As we enter 2020, Middle East tensions are stealing the limelight from the “Trade War” after the recent assassination of the Iranian Quds chief. There will also be much posturing ahead of the November 2020 US elections on various fronts while across the Atlantic PM Boris Johnson will unveil some grand post-Brexit initiatives. The question is whether at some point the soaring oil price will trigger global recession fears.
Faced by likely range-bound markets, our funds positioning will remain focused on special situations and key themes/sectors including Chinese sponsored infrastructure; ASEAN agribusiness & tourism; energy independence; the recovery of the real estate sectors in Hong Kong, Singapore & Bangkok; increased Mekong integration; and industrial park developments outside of China.
Our various special situations are expected to reap substantial rewards this year. Kingsgate’s (KCN.AU) arbitration hearing with the Thai government begins on 3 February 2020 and we believe compromise negotiations will accelerate prior to this meeting. We still expect that the Thai side will offer indirect compensation for the mine suspension, rather than hard cash. This might include soft loans to restart operations, an extended mine life (currently ends in 2028), and an extended tax holiday. KCN’s market cap is already underpinned by cash from the political risk insurance payout in 1H19, and it also still retains its Chilean silver property and the Australian Challenger deep gold mine. The company has had its 50% share buyback approved by shareholders further underpinning the share price.
Meanwhile, Donaco’s boardroom battle seems to be ending. The Lim family representatives have departed and the new Hong Kong shareholder has taken control. We can’t say which side is better, but certainly a divided board was counter-productive. It is likely that the new board will re-engage with their previous Cambodian/Thai partner to settle the lease and no-compete issues. At 1/10 its previous price level the upside for Donaco’s share price is substantial.

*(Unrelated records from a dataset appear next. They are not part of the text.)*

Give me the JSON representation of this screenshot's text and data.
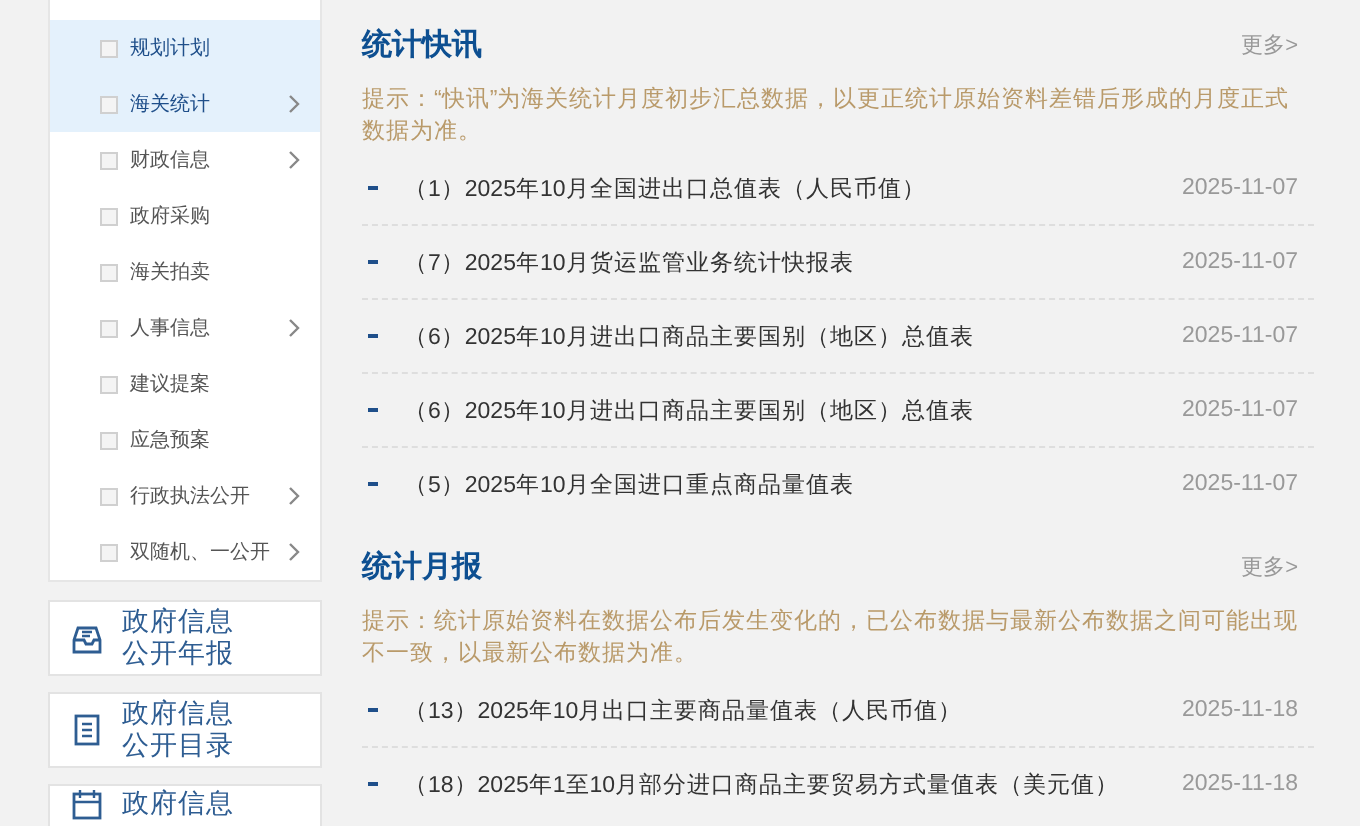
{
  "sidebar": {
    "items": [
      {
        "label": "规划计划",
        "selected": true,
        "has_submenu": false
      },
      {
        "label": "海关统计",
        "selected": true,
        "has_submenu": true
      },
      {
        "label": "财政信息",
        "selected": false,
        "has_submenu": true
      },
      {
        "label": "政府采购",
        "selected": false,
        "has_submenu": false
      },
      {
        "label": "海关拍卖",
        "selected": false,
        "has_submenu": false
      },
      {
        "label": "人事信息",
        "selected": false,
        "has_submenu": true
      },
      {
        "label": "建议提案",
        "selected": false,
        "has_submenu": false
      },
      {
        "label": "应急预案",
        "selected": false,
        "has_submenu": false
      },
      {
        "label": "行政执法公开",
        "selected": false,
        "has_submenu": true
      },
      {
        "label": "双随机、一公开",
        "selected": false,
        "has_submenu": true
      }
    ]
  },
  "cards": [
    {
      "kind": "tray",
      "lines": [
        "政府信息",
        "公开年报"
      ]
    },
    {
      "kind": "list",
      "lines": [
        "政府信息",
        "公开目录"
      ]
    },
    {
      "kind": "calendar",
      "lines": [
        "政府信息"
      ]
    }
  ],
  "sections": [
    {
      "title": "统计快讯",
      "more": "更多>",
      "notice": "提示：“快讯”为海关统计月度初步汇总数据，以更正统计原始资料差错后形成的月度正式数据为准。",
      "items": [
        {
          "title": "（1）2025年10月全国进出口总值表（人民币值）",
          "date": "2025-11-07"
        },
        {
          "title": "（7）2025年10月货运监管业务统计快报表",
          "date": "2025-11-07"
        },
        {
          "title": "（6）2025年10月进出口商品主要国别（地区）总值表",
          "date": "2025-11-07"
        },
        {
          "title": "（6）2025年10月进出口商品主要国别（地区）总值表",
          "date": "2025-11-07"
        },
        {
          "title": "（5）2025年10月全国进口重点商品量值表",
          "date": "2025-11-07"
        }
      ]
    },
    {
      "title": "统计月报",
      "more": "更多>",
      "notice": "提示：统计原始资料在数据公布后发生变化的，已公布数据与最新公布数据之间可能出现不一致，以最新公布数据为准。",
      "items": [
        {
          "title": "（13）2025年10月出口主要商品量值表（人民币值）",
          "date": "2025-11-18"
        },
        {
          "title": "（18）2025年1至10月部分进口商品主要贸易方式量值表（美元值）",
          "date": "2025-11-18"
        }
      ]
    }
  ]
}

Also in Cambodia, BRM Agro is progressing with its planned 1Q2020 listing on the Canadian Stock Exchange. BRM’s IPO proceeds will be used to triple its mill capacity to 90,000 tons per annum resulting in a forward PER of 5X. After a re-rating to 10X, BRM plans a Thai secondary/DR listing within the following 12-18 months.
Gold Cement, based in Mandalay, is soon to increase its stake in the Sinminn cement plant from being a 49% JV to be a wholly owned 45 year leasehold. Post lease, GC has prepared plans to list in either Thailand, Singapore or the UK at a substantial premium to the current valuation.